The Dip-In also provides a national perspective of water quality. It gives a comprehensive glimpse at transparency at volunteer-monitored sites across the United States, Canada and the rest of the world. Scientists and volunteers can get a sense of how transparency varies according to water type, regional geology and land use. What is more important, these annual Dip-In snapshots can be put together to form a changing picture of transparency over time.
What is a Secchi Disk?              

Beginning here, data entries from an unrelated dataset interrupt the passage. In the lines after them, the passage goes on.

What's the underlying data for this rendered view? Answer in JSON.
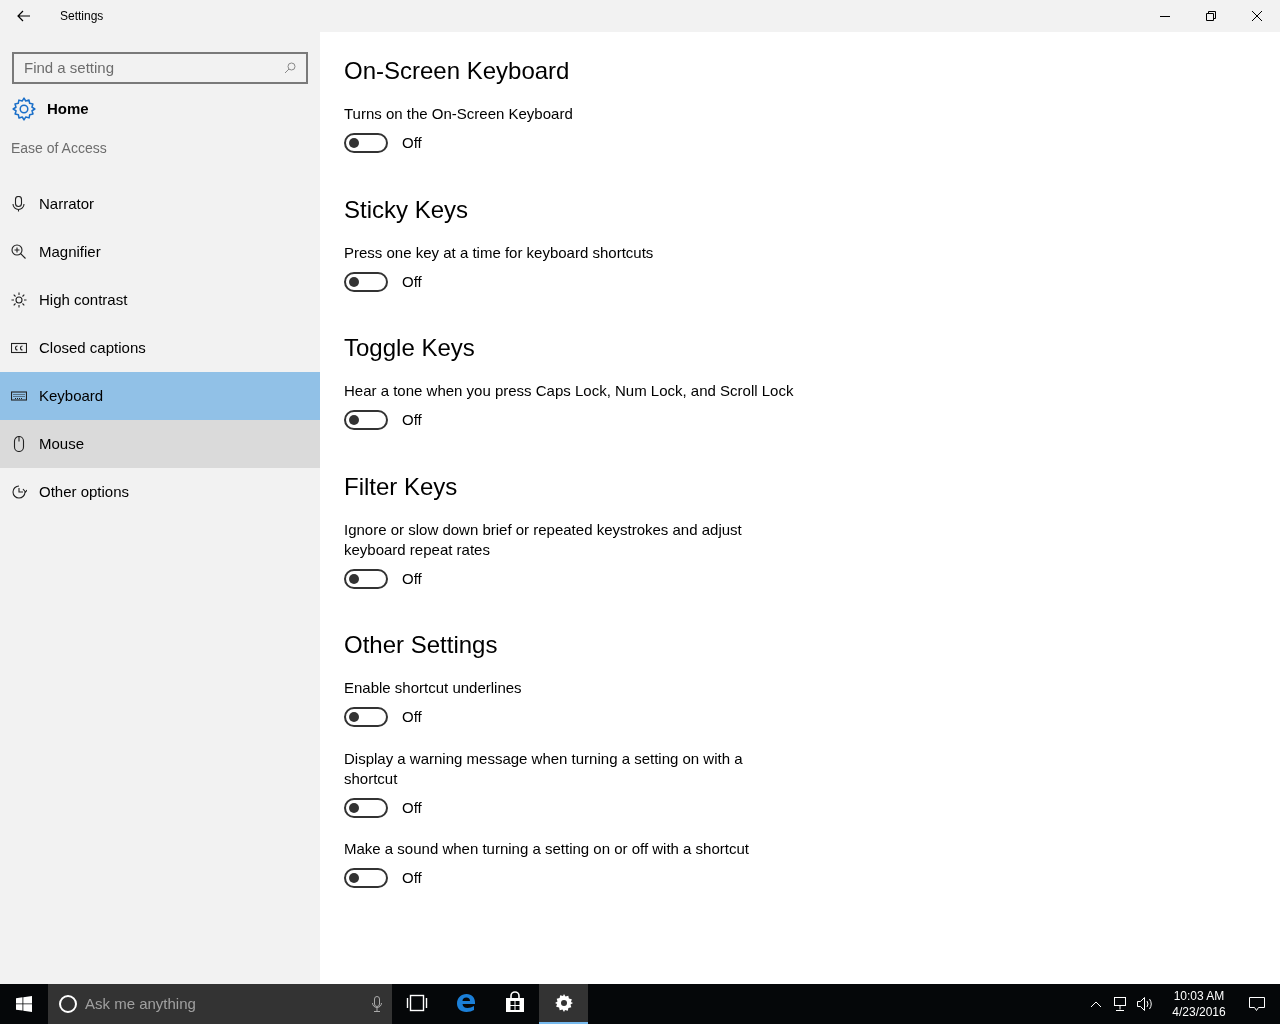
{
  "window": {
    "title": "Settings"
  },
  "sidebar": {
    "search": {
      "placeholder": "Find a setting"
    },
    "home": "Home",
    "category": "Ease of Access",
    "items": [
      {
        "label": "Narrator",
        "selected": false,
        "hovered": false
      },
      {
        "label": "Magnifier",
        "selected": false,
        "hovered": false
      },
      {
        "label": "High contrast",
        "selected": false,
        "hovered": false
      },
      {
        "label": "Closed captions",
        "selected": false,
        "hovered": false
      },
      {
        "label": "Keyboard",
        "selected": true,
        "hovered": false
      },
      {
        "label": "Mouse",
        "selected": false,
        "hovered": true
      },
      {
        "label": "Other options",
        "selected": false,
        "hovered": false
      }
    ]
  },
  "sections": [
    {
      "title": "On-Screen Keyboard",
      "settings": [
        {
          "description": "Turns on the On-Screen Keyboard",
          "on": false,
          "state_label": "Off"
        }
      ]
    },
    {
      "title": "Sticky Keys",
      "settings": [
        {
          "description": "Press one key at a time for keyboard shortcuts",
          "on": false,
          "state_label": "Off"
        }
      ]
    },
    {
      "title": "Toggle Keys",
      "settings": [
        {
          "description": "Hear a tone when you press Caps Lock, Num Lock, and Scroll Lock",
          "on": false,
          "state_label": "Off"
        }
      ]
    },
    {
      "title": "Filter Keys",
      "settings": [
        {
          "description": "Ignore or slow down brief or repeated keystrokes and adjust keyboard repeat rates",
          "on": false,
          "state_label": "Off"
        }
      ]
    },
    {
      "title": "Other Settings",
      "settings": [
        {
          "description": "Enable shortcut underlines",
          "on": false,
          "state_label": "Off"
        },
        {
          "description": "Display a warning message when turning a setting on with a shortcut",
          "on": false,
          "state_label": "Off"
        },
        {
          "description": "Make a sound when turning a setting on or off with a shortcut",
          "on": false,
          "state_label": "Off"
        }
      ]
    }
  ],
  "taskbar": {
    "search_placeholder": "Ask me anything",
    "apps": [
      {
        "selected": false
      },
      {
        "selected": false
      },
      {
        "selected": false
      },
      {
        "selected": true
      }
    ],
    "clock": {
      "time": "10:03 AM",
      "date": "4/23/2016"
    }
  }
}
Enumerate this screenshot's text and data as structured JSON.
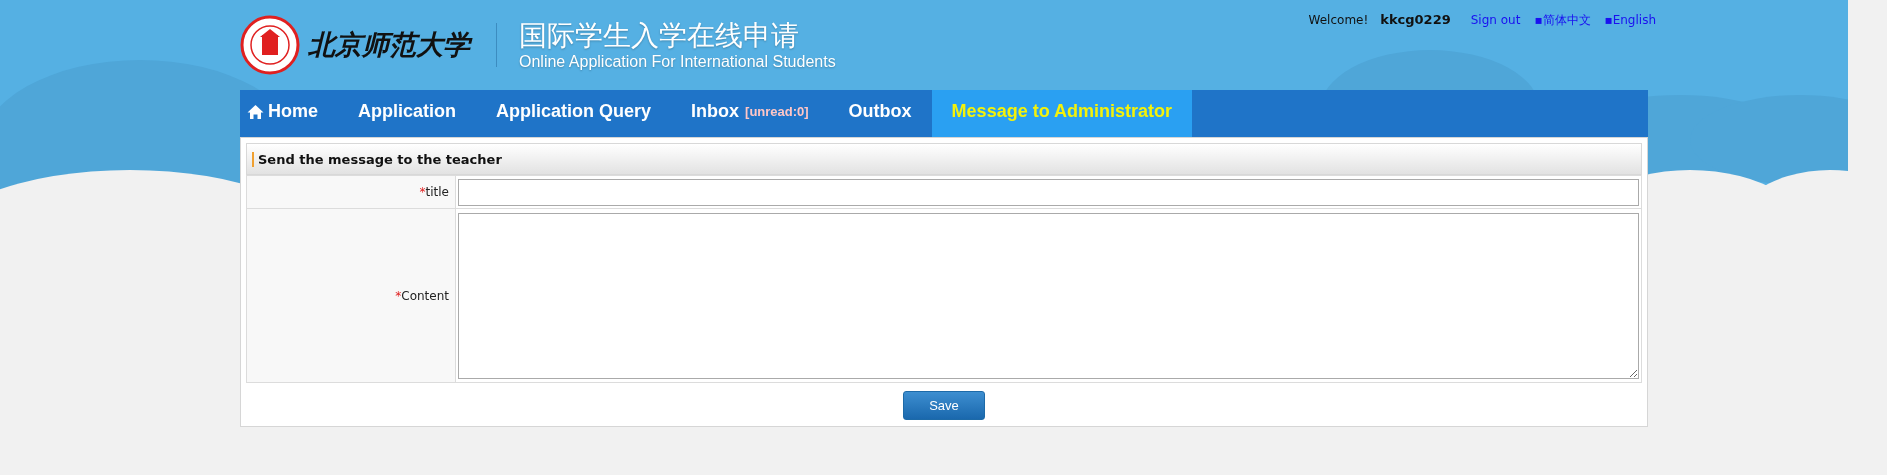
{
  "header": {
    "logo_name": "北京师范大学",
    "title_cn": "国际学生入学在线申请",
    "title_en": "Online Application For International Students"
  },
  "user_bar": {
    "greeting": "Welcome!",
    "username": "kkcg0229",
    "links": [
      "Sign out",
      "▪简体中文",
      "▪English"
    ]
  },
  "nav": [
    {
      "label": "Home",
      "kind": "home",
      "selected": false
    },
    {
      "label": "Application",
      "kind": "plain",
      "selected": false
    },
    {
      "label": "Application Query",
      "kind": "plain",
      "selected": false
    },
    {
      "label": "Inbox",
      "kind": "inbox",
      "badge": "[unread:0]",
      "selected": false
    },
    {
      "label": "Outbox",
      "kind": "plain",
      "selected": false
    },
    {
      "label": "Message to Administrator",
      "kind": "plain",
      "selected": true
    }
  ],
  "form": {
    "heading": "Send the message to the teacher",
    "fields": [
      {
        "required_mark": "*",
        "label": "title",
        "kind": "line"
      },
      {
        "required_mark": "*",
        "label": "Content",
        "kind": "area"
      }
    ],
    "save": "Save"
  }
}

A Secchi disk is an 8-inch (20 cm) disk with alternating black and white quadrants. It is lowered into the water of a lake until it can be no longer seen by the observer. This depth of disappearance, called the Secchi depth, is a measure of the transparency of the water. Transparency can be affected by the color of the water, algae, and suspended sediments. Transparency decreases as color, suspended sediments, or algal abundance increases. Water is often stained yellow or brown by decaying plant matter. Algae are small, green aquatic plants whose abundance is related to the amount of plant nutrients, especially phosphorus and nitrogen. Transparency can therefore be affected by the amount of plant nutrients coming into the lake from sources such as sewage treatment plants, septic tanks, and lawn and agricultural fertilizer. Suspended sediments often come from sources such as resuspension from the lake bottom, construction sites, agricultural fields, and urban storm runoff. 
Transparency is an indicator of the impact of human activity on the land surrounding the lake. If transparency is measured through the season and from year to year, trends in transparency may be observed. Transparency can serve as an early-warning that activities on the land are having an effect on a lake.
                 
Secchi Disk: